Fats get a bad rap due to how dense they are in calories, but they are essential for hormone function and balance. Without the proper amount of fat in your diet, your testosterone levels will diminish, hindering your muscle growth.
Aim to get 20 to 30% of your daily calories from healthy fats.
Once you figure out the percentage of proteins and fats, you eat the rest of your diet comprised of carbohydrates.
Carbs also play a large part in hormone production, but most importantly, they are the primary fuel source to energize your workouts.
When you eat carbs, they break down into sugar or glycogen. Rough;y 80% of your workout is fueled by your glycogen stores.
What To Eat When Cutting
Protein helps you maintain your lean muscle during a cutting phase and will also help you stay and feel fuller longer.
You’ll want to aim for 1 gram of protein per pound of body weight; if you’re 180 pounds, you’ll want to eat 180 grams of protein per day.
Being on any calorie deficit for a prolonged period of time will hinder hormone production; one way of countering this is to eat enough fats throughout the day.
Fats will also help you not feel like a lazy piece of crap while dieting.
Aim for 1g/kg of fat per day
Carbs will give you the energy to work out at a high intensity, even while on a calorie deficit.
Aim to eat 2g/kg of carbs per day
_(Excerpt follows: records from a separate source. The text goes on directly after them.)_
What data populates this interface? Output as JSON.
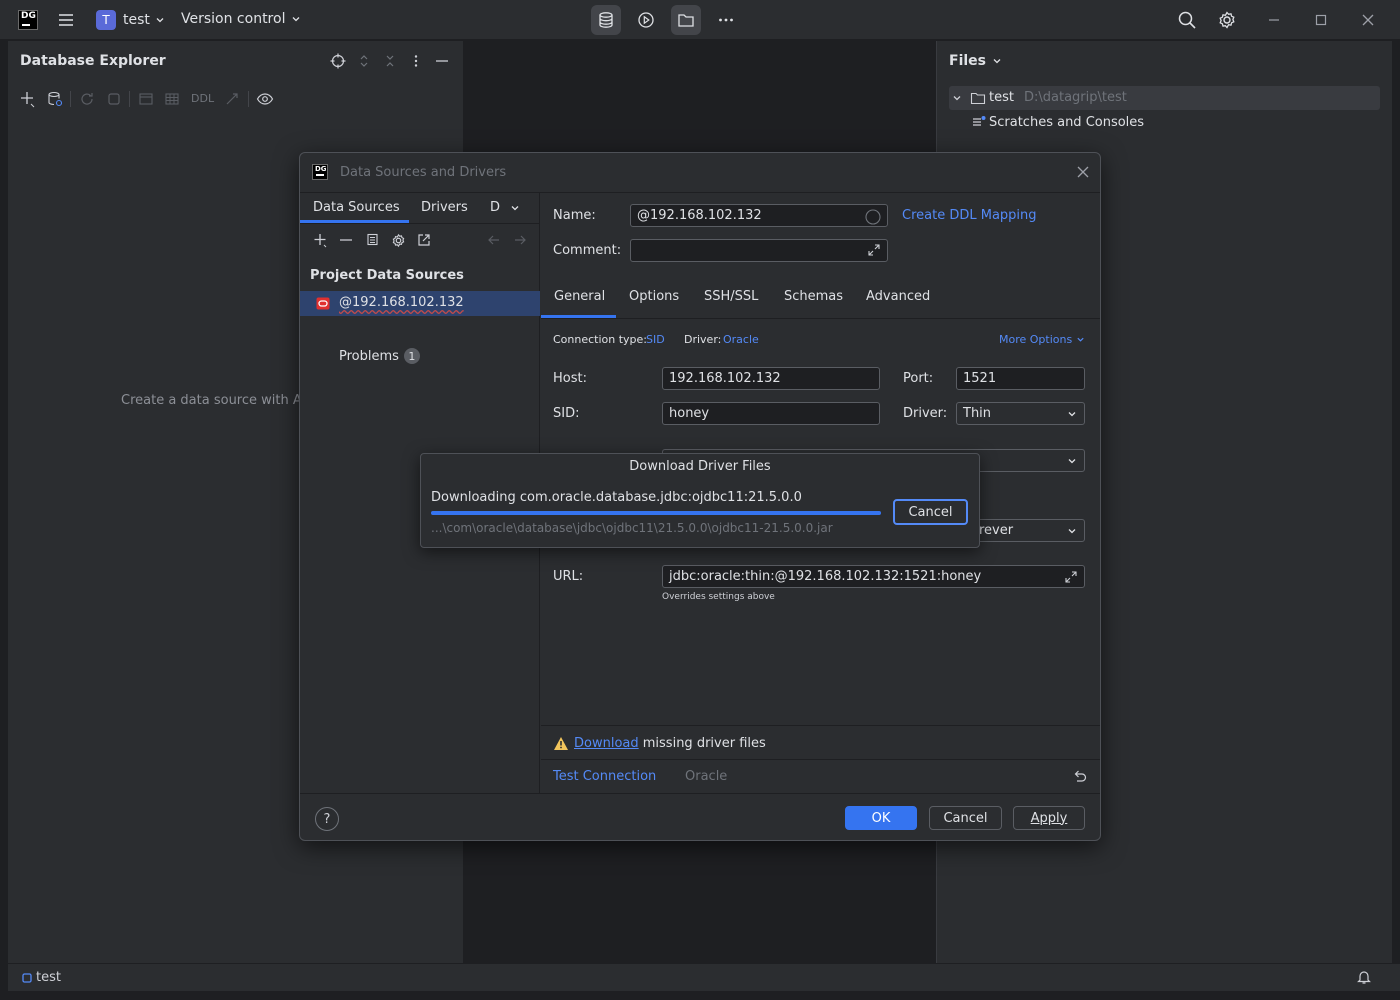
{
  "titlebar": {
    "app_logo": "DG",
    "project_initial": "T",
    "project_name": "test",
    "vcs_label": "Version control",
    "icons": [
      "hamburger-menu-icon",
      "database-icon",
      "run-icon",
      "folder-icon",
      "more-icon",
      "search-icon",
      "settings-icon",
      "minimize-icon",
      "maximize-icon",
      "close-icon"
    ]
  },
  "left_panel": {
    "title": "Database Explorer",
    "toolbar_ddl": "DDL",
    "empty_hint": "Create a data source with Al"
  },
  "right_panel": {
    "title": "Files",
    "tree": [
      {
        "name": "test",
        "path": "D:\\datagrip\\test"
      },
      {
        "name": "Scratches and Consoles"
      }
    ]
  },
  "statusbar": {
    "project": "test"
  },
  "dialog": {
    "title": "Data Sources and Drivers",
    "sidebar": {
      "tabs": [
        "Data Sources",
        "Drivers",
        "D"
      ],
      "section_title": "Project Data Sources",
      "selected_source": "@192.168.102.132",
      "problems_label": "Problems",
      "problems_count": "1"
    },
    "name_label": "Name:",
    "name_value": "@192.168.102.132",
    "create_ddl_link": "Create DDL Mapping",
    "comment_label": "Comment:",
    "comment_value": "",
    "tabs": [
      "General",
      "Options",
      "SSH/SSL",
      "Schemas",
      "Advanced"
    ],
    "connection_type_label": "Connection type:",
    "connection_type_value": "SID",
    "driver_meta_label": "Driver:",
    "driver_meta_value": "Oracle",
    "more_options": "More Options",
    "host_label": "Host:",
    "host_value": "192.168.102.132",
    "port_label": "Port:",
    "port_value": "1521",
    "sid_label": "SID:",
    "sid_value": "honey",
    "driver_label": "Driver:",
    "driver_value": "Thin",
    "partial_select_value": "rever",
    "url_label": "URL:",
    "url_value": "jdbc:oracle:thin:@192.168.102.132:1521:honey",
    "url_note": "Overrides settings above",
    "warning_link": "Download",
    "warning_text": " missing driver files",
    "test_connection": "Test Connection",
    "test_driver": "Oracle",
    "ok": "OK",
    "cancel": "Cancel",
    "apply": "Apply"
  },
  "progress_popup": {
    "title": "Download Driver Files",
    "status": "Downloading com.oracle.database.jdbc:ojdbc11:21.5.0.0",
    "progress_fraction": 1.0,
    "file": "...\\com\\oracle\\database\\jdbc\\ojdbc11\\21.5.0.0\\ojdbc11-21.5.0.0.jar",
    "cancel": "Cancel"
  },
  "colors": {
    "accent": "#3574f0",
    "link": "#548af7",
    "panel_bg": "#2b2d30",
    "editor_bg": "#1e1f22",
    "oracle_red": "#e0302f",
    "warning": "#f2c55c"
  }
}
In conclusion, the decision to bulk or cut first is highly personal, influenced by factors such as your current physique, fitness goals, lifestyle, and even your metabolic health. If you’re a leaner or a beginner to weight training, starting with a bulking phase could fuel muscle growth and strength gains. On the other hand, if you carry a higher percentage of body fat, cutting first may help you shed the excess before building lean muscle mass.
Remember, both processes require commitment, patience, and a carefully planned strategy that includes nutrition, effective workout routines, and ample rest. Your journey might require several bulking and cutting cycles to reach your desired physique. It’s also essential to seek advice from fitness professionals or a healthcare provider to ensure you’re making healthy choices.
Above all, listen to your body and prioritize its overall health. Whether you decide to bulk or cut first, the path to physical transformation should enhance your well-being, not compromise it. Your fitness journey is just that – a journey, not a destination. Embrace it with understanding, resilience, and consistency, and you will surely see the results you’re striving for.